What is dry eye?
Dry eye occurs when the eyes do not make enough tears to keep the eye moist and comfortable or the tears evaporate too quickly as the oil glands are blocked or abnormal. This can lead to irritation, excessive tearing or inflammation of the eye (red and swollen). If the main problem is a blockage of the oil secreting glands, then the condition is called blepharitis or meibomian gland dysfunction.
What are the symptoms of dry eye?
The symptoms of dry eye can be mild or severe. They include:
- dry or sore eyes;
- Intermittent blurring of vision that usually improves with each blink;
- Stinging or burning eyes;
- Excessive tearing
- Scratchiness, sandy, gritty or ‘foreign body’ sensation in the eye

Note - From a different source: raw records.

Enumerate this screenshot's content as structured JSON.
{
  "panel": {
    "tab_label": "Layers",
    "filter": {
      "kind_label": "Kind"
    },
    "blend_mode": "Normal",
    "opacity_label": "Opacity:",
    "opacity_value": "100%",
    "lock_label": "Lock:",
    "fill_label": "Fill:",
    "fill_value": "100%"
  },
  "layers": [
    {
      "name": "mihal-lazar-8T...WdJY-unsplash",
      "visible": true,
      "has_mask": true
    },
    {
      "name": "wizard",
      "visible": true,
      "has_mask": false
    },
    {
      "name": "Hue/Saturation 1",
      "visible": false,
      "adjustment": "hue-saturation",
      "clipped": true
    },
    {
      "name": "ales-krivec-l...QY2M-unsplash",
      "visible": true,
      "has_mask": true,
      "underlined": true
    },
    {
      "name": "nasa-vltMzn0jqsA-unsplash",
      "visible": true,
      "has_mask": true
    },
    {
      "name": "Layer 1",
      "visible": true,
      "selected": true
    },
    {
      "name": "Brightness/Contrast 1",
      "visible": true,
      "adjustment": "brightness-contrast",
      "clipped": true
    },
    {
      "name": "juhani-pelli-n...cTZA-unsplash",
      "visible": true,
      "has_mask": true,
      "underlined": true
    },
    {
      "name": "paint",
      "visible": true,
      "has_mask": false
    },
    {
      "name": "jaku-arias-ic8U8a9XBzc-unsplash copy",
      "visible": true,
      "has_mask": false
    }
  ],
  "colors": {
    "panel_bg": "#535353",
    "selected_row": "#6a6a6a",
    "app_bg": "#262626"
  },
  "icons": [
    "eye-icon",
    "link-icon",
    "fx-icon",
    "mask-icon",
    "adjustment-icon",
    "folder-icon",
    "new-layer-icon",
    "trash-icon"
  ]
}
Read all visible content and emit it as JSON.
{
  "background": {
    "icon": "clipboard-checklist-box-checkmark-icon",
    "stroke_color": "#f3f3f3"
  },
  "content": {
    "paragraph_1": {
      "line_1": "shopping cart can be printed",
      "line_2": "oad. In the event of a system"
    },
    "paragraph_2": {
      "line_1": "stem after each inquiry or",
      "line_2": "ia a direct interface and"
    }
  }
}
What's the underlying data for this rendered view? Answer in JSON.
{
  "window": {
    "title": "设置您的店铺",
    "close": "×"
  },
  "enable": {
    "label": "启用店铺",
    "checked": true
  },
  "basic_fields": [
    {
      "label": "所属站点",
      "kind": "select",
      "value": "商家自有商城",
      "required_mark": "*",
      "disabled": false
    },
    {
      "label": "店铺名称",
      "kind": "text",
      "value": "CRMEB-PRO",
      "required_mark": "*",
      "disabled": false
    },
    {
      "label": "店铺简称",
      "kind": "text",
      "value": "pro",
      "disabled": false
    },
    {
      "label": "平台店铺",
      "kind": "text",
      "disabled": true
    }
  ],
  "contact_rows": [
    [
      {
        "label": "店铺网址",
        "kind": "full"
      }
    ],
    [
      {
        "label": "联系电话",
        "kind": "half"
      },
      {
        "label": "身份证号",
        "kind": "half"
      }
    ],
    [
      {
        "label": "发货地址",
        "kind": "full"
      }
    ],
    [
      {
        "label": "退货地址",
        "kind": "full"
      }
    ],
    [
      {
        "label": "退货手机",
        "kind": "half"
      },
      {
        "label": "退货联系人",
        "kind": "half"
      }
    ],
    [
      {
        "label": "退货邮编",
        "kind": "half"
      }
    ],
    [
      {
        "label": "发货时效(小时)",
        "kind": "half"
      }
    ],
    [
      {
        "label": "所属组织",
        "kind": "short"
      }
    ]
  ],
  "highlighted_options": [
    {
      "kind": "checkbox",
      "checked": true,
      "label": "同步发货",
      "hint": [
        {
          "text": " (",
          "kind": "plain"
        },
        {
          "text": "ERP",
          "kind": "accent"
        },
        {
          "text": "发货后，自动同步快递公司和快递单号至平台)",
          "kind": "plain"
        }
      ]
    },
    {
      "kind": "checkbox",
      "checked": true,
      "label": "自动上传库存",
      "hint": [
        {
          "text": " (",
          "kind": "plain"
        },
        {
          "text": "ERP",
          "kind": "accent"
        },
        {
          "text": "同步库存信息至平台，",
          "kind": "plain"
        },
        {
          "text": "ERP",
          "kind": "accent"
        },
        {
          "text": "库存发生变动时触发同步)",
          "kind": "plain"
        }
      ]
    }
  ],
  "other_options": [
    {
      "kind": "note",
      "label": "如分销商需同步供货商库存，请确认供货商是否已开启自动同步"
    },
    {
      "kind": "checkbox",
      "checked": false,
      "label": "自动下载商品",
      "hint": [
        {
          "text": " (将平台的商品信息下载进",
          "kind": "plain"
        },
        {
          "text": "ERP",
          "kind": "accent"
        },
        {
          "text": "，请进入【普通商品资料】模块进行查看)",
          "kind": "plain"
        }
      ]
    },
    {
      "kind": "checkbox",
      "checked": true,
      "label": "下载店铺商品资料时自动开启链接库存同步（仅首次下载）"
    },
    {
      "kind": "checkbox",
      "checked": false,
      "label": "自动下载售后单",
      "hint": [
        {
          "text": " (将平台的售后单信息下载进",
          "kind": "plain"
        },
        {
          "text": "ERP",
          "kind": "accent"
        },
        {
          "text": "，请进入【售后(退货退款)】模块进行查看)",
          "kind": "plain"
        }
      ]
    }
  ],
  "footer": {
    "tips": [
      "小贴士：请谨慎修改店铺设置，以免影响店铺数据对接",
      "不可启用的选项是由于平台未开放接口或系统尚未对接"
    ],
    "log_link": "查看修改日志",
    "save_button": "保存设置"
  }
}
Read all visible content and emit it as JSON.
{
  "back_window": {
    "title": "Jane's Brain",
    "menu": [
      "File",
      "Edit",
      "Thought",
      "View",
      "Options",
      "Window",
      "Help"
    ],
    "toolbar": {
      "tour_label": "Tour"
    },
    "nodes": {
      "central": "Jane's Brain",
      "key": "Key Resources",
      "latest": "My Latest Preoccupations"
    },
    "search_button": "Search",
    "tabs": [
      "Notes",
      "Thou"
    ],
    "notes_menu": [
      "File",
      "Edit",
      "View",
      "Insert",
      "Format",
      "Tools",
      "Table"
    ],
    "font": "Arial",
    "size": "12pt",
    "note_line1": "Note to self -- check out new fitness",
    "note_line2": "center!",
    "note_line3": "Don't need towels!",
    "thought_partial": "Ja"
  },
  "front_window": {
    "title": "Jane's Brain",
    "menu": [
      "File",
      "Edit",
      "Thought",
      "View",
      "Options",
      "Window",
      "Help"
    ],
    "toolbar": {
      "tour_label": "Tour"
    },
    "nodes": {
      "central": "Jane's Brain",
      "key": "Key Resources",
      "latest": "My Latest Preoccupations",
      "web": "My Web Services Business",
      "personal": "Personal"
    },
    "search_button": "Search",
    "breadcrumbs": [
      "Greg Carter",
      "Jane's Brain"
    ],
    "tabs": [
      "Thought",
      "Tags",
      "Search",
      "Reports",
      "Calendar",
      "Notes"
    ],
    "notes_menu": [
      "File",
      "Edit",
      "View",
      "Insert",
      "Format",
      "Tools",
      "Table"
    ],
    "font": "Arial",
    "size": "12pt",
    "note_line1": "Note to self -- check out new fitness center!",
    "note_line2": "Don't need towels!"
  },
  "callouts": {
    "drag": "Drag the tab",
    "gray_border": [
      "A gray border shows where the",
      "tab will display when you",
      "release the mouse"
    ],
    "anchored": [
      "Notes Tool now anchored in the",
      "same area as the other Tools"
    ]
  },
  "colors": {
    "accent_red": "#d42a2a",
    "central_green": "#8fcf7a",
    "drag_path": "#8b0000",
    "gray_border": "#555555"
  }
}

- Stringy mucus in or around the eyes;
- Excessive eye irritation from smoke or wind;
- Discomfort when wearing contact lenses.
What causes dry eye?
Tear production normally decreases as we age and women are most often affected, especially after menopause.
Low humidity (air-conditioned rooms), haze, smoke and other air pollutants.
- Visual tasks
Prolonged reading, computer usage, driving and watching TV can lead to reduce blinking frequency and this will worsen dry eyes symptoms.
- Contact lens wear
Some contact lens material absorbs more moisture from the eye and can disrupt the balance of tear film production causing dry eyes.
Certain prescription and over the counter medications e.g. diuretics, beta-blockers, antihistamines, sleeping pills and those for relieving cough and cold can reduce tears secretion and cause dry eyes.
- Eyelid and other related conditions
Blepharitis, meibomitis, rosacea, rheumatoid arthritis, Sjrogen’s Syndrome are common conditions associated with dry eyes.
- Dry eyes can also occur after an eye surgery e.g. cataract and Lasik surgery.
How is dry eye diagnosed?
An ophthalmologist diagnoses dry eyes by examining the eyes and certain tests that measure tear production e.g. schirmer tear test, taste test and tear film break-up time (TBUT) test are done in the clinic.
How is dry eye treated?
- Eyedrops (artificial tears)
Artificial tears, similar to your own tears, lubricate the eyes and help replace the natural moisture layer of the tear film. Some are available without a prescription; can be used as often as necessary. If you are sensitive to the preservatives in artificial tears, preservative-free eyedrops are available.
- Activity/Environment adjustments to prevent tear evaporation
Avoid wearing contact lenses, airconditioned and other aggravating environment that will worsen dry eye. When indoor heat is on, keep a humidifier or a pan of water in the room to add moisture to dry air. Wearing wrap- around sunglasses to reduce direct exposure to elements (wind and sunlight) may reduce dry eye.
- Punctal occlusion
Special plugs applied to the punctum (where the tears drain away from the eye to the nose) to conserve tears in the eye is another option for severe cases.
Dry eyes shouldn’t interfere with your lifestyle. Make an appointment with our clinic about treatment options for your dry eyes.